The Florida Everglades is a one-of-a-kind environment. But, this is largely due to the fact that Florida is the only state in the continental United States closest to the Tropics. This location makes us both the envy of people living in the blizzard-prone, northern states as well as a coveted winter vacation destination by them.
It’s easy to see why: Florida’s sub-tropical climate lets both residents and visitors alike relax along its many beaches or enjoy the excitement of airboat rides year-round. But the Florida Everglades doesn’t really have four seasons.
Sounds strange, right? We can explain.
You may recall from science class that the tilt of the earth and its rotation around the sun change the amount of sunlight and heat we get throughout the year, giving us four seasons: spring, summer, autumn, and winter. As we mentioned earlier, Florida’s location being closer to the equator means that it stays warmer on average than other states.

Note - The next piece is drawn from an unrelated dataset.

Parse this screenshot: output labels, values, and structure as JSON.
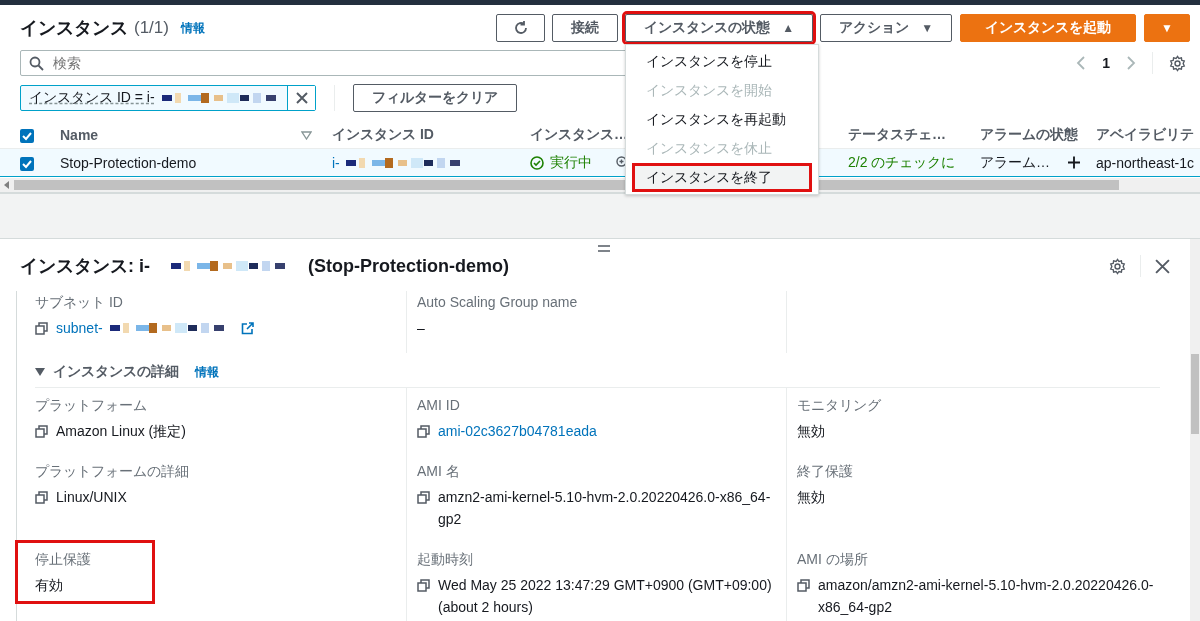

Because of Florida being in this fortunate position, the Everglades experiences only two seasons a year.
If you are guessing which ones they are, no, the two seasons are not spring and summer, or even spring and autumn. In fact, differences in sunshine and temperature are not the biggest overall signs of changing seasons in the Everglades. Changes in water levels during the year are what determine which season that the Everglades is currently in.
From the middle of May through November, the Everglades experiences heavy rainfall, known as the wet season. Moving into December on through April, there is little to almost no rain, which is known as the dry season. While these two very different seasons sound extreme, the Everglades wildlife treats it like we would a calendar.
The dry season is the peak of bird activity in the Everglades. Migratory birds wait out the cold, northern winds and eventually chase them back home as the temperature rises. The native Florida wading birds use the low water levels to make nests, making dry season and their hatching season one in the same. During the wet season, the alligators, turtles, and frogs nest and hatch, as the wading birds teach their young to hunt.
The incredible biodiversity of the Florida Everglades allows you see it thriving at any time of year. With that said, what would you want to see there? You can plan your journey to Mack’s Fish Camp by clicking here.